Top of DATASET EXCERPTS

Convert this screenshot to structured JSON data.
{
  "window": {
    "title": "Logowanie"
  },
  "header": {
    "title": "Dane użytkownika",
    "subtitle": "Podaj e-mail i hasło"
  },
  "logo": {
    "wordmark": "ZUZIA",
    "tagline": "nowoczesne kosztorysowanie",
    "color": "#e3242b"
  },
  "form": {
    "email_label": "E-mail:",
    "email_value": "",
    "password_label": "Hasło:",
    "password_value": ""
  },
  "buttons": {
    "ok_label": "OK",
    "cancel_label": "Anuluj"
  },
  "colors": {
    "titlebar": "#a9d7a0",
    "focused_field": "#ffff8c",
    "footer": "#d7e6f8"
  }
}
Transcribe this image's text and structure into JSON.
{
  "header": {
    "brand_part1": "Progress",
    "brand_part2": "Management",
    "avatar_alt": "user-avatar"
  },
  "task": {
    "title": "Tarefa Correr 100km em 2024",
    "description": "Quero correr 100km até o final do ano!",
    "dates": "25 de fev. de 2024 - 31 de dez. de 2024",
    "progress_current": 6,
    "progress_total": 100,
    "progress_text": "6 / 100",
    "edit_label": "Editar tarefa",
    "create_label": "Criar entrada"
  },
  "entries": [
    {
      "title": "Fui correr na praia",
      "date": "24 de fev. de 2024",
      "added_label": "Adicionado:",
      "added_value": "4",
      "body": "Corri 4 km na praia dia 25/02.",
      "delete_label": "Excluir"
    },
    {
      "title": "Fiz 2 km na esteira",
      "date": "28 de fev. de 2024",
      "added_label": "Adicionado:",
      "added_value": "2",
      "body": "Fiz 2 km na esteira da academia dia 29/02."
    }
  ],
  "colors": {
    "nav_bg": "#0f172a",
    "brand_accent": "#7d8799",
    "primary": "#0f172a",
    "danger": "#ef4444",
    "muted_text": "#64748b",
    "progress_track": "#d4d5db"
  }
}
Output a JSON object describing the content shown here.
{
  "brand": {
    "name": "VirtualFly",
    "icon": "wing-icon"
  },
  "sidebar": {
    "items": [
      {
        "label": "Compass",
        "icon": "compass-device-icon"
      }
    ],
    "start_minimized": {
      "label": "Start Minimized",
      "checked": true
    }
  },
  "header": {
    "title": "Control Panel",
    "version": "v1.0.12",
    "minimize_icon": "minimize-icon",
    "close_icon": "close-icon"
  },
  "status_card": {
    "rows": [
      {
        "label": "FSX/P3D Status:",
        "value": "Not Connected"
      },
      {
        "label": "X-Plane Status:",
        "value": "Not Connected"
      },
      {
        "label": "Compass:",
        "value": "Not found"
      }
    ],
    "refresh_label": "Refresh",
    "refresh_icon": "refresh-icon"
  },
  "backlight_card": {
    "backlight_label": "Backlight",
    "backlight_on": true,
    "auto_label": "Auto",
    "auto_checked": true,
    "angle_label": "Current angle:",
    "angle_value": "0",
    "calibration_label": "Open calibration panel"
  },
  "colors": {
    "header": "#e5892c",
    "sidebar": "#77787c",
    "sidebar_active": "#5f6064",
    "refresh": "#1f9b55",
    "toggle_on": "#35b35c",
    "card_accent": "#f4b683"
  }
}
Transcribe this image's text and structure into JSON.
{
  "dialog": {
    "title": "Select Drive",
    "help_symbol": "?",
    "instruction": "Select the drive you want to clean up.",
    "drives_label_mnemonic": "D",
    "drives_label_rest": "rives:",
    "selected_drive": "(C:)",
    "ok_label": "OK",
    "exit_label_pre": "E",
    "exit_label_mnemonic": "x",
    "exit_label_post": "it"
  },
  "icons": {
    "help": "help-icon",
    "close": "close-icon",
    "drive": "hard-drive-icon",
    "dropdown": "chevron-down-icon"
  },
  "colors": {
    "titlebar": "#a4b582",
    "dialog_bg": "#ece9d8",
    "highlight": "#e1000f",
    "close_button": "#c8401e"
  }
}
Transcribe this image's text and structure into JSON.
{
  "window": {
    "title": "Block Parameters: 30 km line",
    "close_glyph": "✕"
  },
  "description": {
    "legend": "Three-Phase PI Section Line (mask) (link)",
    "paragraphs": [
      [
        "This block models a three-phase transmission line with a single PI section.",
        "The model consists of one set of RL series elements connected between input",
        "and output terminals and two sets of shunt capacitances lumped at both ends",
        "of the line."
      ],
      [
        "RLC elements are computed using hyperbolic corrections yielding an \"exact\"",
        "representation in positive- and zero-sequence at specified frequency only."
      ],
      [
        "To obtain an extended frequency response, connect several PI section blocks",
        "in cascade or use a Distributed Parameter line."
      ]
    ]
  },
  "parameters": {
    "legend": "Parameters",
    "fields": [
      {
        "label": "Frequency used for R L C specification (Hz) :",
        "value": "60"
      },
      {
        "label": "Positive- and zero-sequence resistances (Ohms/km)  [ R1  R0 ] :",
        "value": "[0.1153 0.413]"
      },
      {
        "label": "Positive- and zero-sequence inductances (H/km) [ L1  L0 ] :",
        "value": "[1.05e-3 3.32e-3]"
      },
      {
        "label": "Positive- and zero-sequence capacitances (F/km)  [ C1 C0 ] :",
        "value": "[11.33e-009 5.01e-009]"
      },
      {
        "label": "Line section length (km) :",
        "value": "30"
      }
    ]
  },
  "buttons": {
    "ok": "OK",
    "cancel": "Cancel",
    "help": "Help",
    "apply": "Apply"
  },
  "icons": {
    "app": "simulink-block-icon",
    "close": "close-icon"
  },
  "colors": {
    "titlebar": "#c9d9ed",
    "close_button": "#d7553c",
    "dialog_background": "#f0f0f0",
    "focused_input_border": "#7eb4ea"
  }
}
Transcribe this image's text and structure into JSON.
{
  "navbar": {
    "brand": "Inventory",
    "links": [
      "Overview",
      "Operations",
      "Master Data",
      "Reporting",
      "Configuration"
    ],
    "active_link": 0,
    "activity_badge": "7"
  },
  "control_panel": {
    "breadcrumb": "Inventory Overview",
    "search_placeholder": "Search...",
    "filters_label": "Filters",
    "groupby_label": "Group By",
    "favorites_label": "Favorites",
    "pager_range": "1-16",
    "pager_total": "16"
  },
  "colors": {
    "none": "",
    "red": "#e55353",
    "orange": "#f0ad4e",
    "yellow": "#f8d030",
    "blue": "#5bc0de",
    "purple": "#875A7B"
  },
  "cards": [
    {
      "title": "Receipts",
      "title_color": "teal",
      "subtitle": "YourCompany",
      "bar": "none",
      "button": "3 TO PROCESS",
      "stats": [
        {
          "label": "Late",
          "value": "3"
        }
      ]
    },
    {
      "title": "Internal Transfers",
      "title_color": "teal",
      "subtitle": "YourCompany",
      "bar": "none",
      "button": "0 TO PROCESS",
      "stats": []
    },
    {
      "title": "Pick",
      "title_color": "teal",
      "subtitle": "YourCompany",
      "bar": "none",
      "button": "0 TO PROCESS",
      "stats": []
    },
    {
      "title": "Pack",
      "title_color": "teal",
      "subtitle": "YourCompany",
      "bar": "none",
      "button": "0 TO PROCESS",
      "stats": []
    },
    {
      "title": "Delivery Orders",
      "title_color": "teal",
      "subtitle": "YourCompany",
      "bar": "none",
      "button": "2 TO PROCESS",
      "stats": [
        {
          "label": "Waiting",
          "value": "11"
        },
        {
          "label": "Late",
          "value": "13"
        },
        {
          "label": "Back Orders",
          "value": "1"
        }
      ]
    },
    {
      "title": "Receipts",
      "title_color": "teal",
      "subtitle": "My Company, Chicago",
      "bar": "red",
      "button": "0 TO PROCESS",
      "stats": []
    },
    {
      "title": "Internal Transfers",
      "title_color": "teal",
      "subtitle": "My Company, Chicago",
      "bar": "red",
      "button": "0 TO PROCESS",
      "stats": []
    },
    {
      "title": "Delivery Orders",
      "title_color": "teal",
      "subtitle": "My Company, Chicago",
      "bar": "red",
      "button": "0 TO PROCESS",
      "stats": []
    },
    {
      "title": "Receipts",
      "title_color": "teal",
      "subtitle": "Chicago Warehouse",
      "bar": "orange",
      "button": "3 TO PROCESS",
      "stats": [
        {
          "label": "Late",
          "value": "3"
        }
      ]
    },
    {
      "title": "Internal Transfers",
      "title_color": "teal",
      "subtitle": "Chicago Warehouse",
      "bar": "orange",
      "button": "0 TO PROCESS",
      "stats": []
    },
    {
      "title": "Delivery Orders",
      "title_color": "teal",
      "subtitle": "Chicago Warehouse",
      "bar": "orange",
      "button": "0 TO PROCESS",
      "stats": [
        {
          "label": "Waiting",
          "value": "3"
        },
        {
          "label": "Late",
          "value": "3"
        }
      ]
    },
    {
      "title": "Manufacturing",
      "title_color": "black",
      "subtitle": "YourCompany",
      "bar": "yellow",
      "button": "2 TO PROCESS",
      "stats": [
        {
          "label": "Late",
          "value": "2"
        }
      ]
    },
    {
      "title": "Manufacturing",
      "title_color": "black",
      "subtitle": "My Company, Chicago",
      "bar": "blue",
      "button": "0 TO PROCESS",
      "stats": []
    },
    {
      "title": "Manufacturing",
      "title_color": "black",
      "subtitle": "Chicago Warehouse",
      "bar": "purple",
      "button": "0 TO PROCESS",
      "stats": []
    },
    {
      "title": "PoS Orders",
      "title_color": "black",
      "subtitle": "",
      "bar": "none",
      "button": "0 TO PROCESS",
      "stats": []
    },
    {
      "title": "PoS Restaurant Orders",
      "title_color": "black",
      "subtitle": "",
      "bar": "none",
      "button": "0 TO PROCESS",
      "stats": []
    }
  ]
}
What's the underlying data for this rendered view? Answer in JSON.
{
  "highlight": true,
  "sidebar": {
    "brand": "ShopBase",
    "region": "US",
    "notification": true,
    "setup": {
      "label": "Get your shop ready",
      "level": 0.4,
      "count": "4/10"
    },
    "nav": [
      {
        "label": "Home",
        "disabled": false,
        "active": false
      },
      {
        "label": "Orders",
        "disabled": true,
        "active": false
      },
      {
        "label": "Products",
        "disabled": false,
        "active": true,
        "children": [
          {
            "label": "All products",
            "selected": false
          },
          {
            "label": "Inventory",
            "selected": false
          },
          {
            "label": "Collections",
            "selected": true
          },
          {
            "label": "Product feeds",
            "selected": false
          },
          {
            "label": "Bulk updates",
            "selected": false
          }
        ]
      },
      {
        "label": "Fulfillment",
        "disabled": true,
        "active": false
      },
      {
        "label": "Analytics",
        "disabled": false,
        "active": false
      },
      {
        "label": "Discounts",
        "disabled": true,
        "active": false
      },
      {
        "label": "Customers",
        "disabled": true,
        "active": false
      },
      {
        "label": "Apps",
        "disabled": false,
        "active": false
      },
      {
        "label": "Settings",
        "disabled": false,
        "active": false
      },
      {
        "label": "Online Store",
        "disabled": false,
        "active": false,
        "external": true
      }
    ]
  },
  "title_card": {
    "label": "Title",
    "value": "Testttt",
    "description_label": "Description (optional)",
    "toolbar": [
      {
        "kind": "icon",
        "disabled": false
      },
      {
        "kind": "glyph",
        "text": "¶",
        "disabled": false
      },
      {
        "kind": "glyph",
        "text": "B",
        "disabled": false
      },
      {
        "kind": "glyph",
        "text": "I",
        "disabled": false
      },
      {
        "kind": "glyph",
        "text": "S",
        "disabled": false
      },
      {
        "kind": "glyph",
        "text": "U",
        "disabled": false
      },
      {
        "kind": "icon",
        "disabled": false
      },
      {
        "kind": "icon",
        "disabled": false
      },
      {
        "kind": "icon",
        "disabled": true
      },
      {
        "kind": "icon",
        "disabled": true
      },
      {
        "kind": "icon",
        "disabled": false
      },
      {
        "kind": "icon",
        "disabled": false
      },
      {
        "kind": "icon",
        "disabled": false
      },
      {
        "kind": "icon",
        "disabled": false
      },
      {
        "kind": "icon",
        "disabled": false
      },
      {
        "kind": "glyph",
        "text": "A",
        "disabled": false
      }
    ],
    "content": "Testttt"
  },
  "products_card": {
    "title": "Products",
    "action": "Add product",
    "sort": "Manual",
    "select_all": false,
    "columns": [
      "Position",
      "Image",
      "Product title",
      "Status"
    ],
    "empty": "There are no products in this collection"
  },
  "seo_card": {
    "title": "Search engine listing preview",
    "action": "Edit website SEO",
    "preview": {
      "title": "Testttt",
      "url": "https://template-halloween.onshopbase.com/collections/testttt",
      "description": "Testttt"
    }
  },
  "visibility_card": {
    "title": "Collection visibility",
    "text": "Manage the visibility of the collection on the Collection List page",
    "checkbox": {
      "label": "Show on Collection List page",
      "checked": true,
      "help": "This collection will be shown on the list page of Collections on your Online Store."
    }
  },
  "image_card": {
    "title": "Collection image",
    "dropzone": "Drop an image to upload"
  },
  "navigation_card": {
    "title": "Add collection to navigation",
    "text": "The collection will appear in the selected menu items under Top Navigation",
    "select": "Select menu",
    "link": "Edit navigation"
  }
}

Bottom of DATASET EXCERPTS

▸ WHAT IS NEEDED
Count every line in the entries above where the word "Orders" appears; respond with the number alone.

▸ EXERCISE ANSWER
7